Physics Schools Colleges & Universities

Physicists work to better understand how the universe behaves through detailed anlaysis of matter and motion, and how force and energy can affect molecules as well. Physics colleges and schools can lead to interesting careers learning about what makes the world go 'round.

Degrees in Physics: Take a Quantum Leap: Physicists and astronomers conduct extensive research into the nature of the universe, the laws and principles that underlie our understanding, and the development of practical tools that assist in their exploration. By nature, they are inquisitive, tireless, and devoted to research and the development of fresh ideas and/or the development of advanced materials used across the sciences with applications in everyday life. They may help develop aerospace technology, medical devices, energy research tools, or biotechnical gear.

Subfields and specialties may include:

  • • particle physics
  • • nuclear physics
  • • atomic and molecular physics
  • • condensed matter physics
  • • optics or acoustics
  • • space or plasma physics

Degrees in Physics: Students of the profession attend physics colleges and universities where they begin work at the undergraduate level in mathematics, physics, or astronomy. For most physicists, however, the basic college degree is the master's degree, while those who want to perform research in industry or at universities must complete a Ph.D. degree program.

Some 190 physics colleges and schools in the country offer Ph.D. degrees in physics, while another 60 colleges only offer a master's degree. Typically, Ph.D. recipients begin their research careers through postdoctoral programs with universities, independent laboratories and organizations, or with the Federal government.

Entry requirements for undergraduate and graduate degrees in physics vary by institution and degree. For example, a student applying to Boston University's bachelor's degree in physics must complete prerequisites in enriched calculus, principles of physics, and methods of theoretical physics. At Stanford University, candidates for the master's degree program in physics must complete basic courses in advanced mechanics and mathematical physics, electrodynamics, quantum mechanics.

Students seeking degrees in physics, and graduates, can receive more professional support or career networking through the American Institute of Physics and The National Academy of Sciences, Board on Physics and Astronomy.

After Graduation: Physics Job Projections and Salaries: The U.S. Bureau of Labor Statistics (BLS) reports a 2009 median annual wage of $106,390 for physicists and astronomers, with a high-end earning level of $165,750. The BLS predicts that astronomer and physicist jobs will rise by 16 percent from 2008 through 2018. Jobs in the private sector will not rise as much as positions in government and government-funded organizations.

Recruiters will favor those who have earned a Ph.D. from physics schools, with master's degree holders coming up second.
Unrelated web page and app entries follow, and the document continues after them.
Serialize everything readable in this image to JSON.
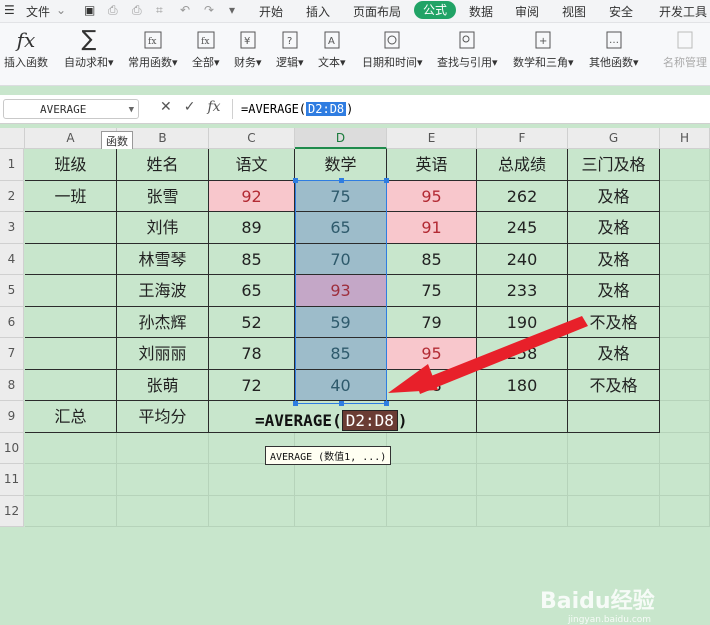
{
  "menubar": {
    "file": "文件",
    "tabs": [
      "开始",
      "插入",
      "页面布局",
      "公式",
      "数据",
      "审阅",
      "视图",
      "安全",
      "开发工具"
    ],
    "active_tab": "公式"
  },
  "ribbon": {
    "buttons": [
      {
        "label": "插入函数"
      },
      {
        "label": "自动求和▾"
      },
      {
        "label": "常用函数▾"
      },
      {
        "label": "全部▾"
      },
      {
        "label": "财务▾"
      },
      {
        "label": "逻辑▾"
      },
      {
        "label": "文本▾"
      },
      {
        "label": "日期和时间▾"
      },
      {
        "label": "查找与引用▾"
      },
      {
        "label": "数学和三角▾"
      },
      {
        "label": "其他函数▾"
      },
      {
        "label": "名称管理"
      }
    ]
  },
  "formula_bar": {
    "name_box": "AVERAGE",
    "fx": "fx",
    "formula_prefix": "=AVERAGE(",
    "formula_ref": "D2:D8",
    "formula_suffix": ")"
  },
  "fx_tooltip": "函数",
  "columns": [
    "A",
    "B",
    "C",
    "D",
    "E",
    "F",
    "G",
    "H"
  ],
  "rows": [
    "1",
    "2",
    "3",
    "4",
    "5",
    "6",
    "7",
    "8",
    "9",
    "10",
    "11",
    "12"
  ],
  "table": {
    "header": [
      "班级",
      "姓名",
      "语文",
      "数学",
      "英语",
      "总成绩",
      "三门及格"
    ],
    "data": [
      [
        "一班",
        "张雪",
        "92",
        "75",
        "95",
        "262",
        "及格"
      ],
      [
        "",
        "刘伟",
        "89",
        "65",
        "91",
        "245",
        "及格"
      ],
      [
        "",
        "林雪琴",
        "85",
        "70",
        "85",
        "240",
        "及格"
      ],
      [
        "",
        "王海波",
        "65",
        "93",
        "75",
        "233",
        "及格"
      ],
      [
        "",
        "孙杰辉",
        "52",
        "59",
        "79",
        "190",
        "不及格"
      ],
      [
        "",
        "刘丽丽",
        "78",
        "85",
        "95",
        "258",
        "及格"
      ],
      [
        "",
        "张萌",
        "72",
        "40",
        "68",
        "180",
        "不及格"
      ]
    ],
    "summary_label": "汇总",
    "avg_label": "平均分"
  },
  "cell_edit": {
    "prefix": "=AVERAGE(",
    "ref": "D2:D8",
    "suffix": ")"
  },
  "tooltip": "AVERAGE (数值1, ...)",
  "watermark": {
    "brand": "Baidu经验",
    "url": "jingyan.baidu.com"
  },
  "colors": {
    "active_tab": "#21a366",
    "selection": "#2f7de1",
    "arrow": "#e8202a",
    "pink": "#f8c7cc",
    "blue": "#9dbcca",
    "purple": "#c4a7c7"
  }
}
Those with a bachelor degree may have to take jobs in engineering, mathematics, and computer science. If you plan to work for government agencies, you may need to obtain security clearances and pass background checks.

Growing Your Physics Career: Physicists are by nature inquisitive and love challenges. Many scientists return to school for courses in emerging technology or research methodologies. Some decide to take their talents into the classroom. If you've earned your Ph.D., you may qualify to teach on a faculty at a college or university. Those with a bachelor's degree will need to earn teaching credentials for their state or local school districts.

No matter your calling, you'll find schools and colleges offering degrees in physics that map to your career aspirations.

The writer Woodrow Aames has written articles and profiles for Yahoo, Microsoft Network, Microsoft Encarta, and other websites and print magazines around the world. He holds an MFA degree and has taught English abroad.


Find a school near you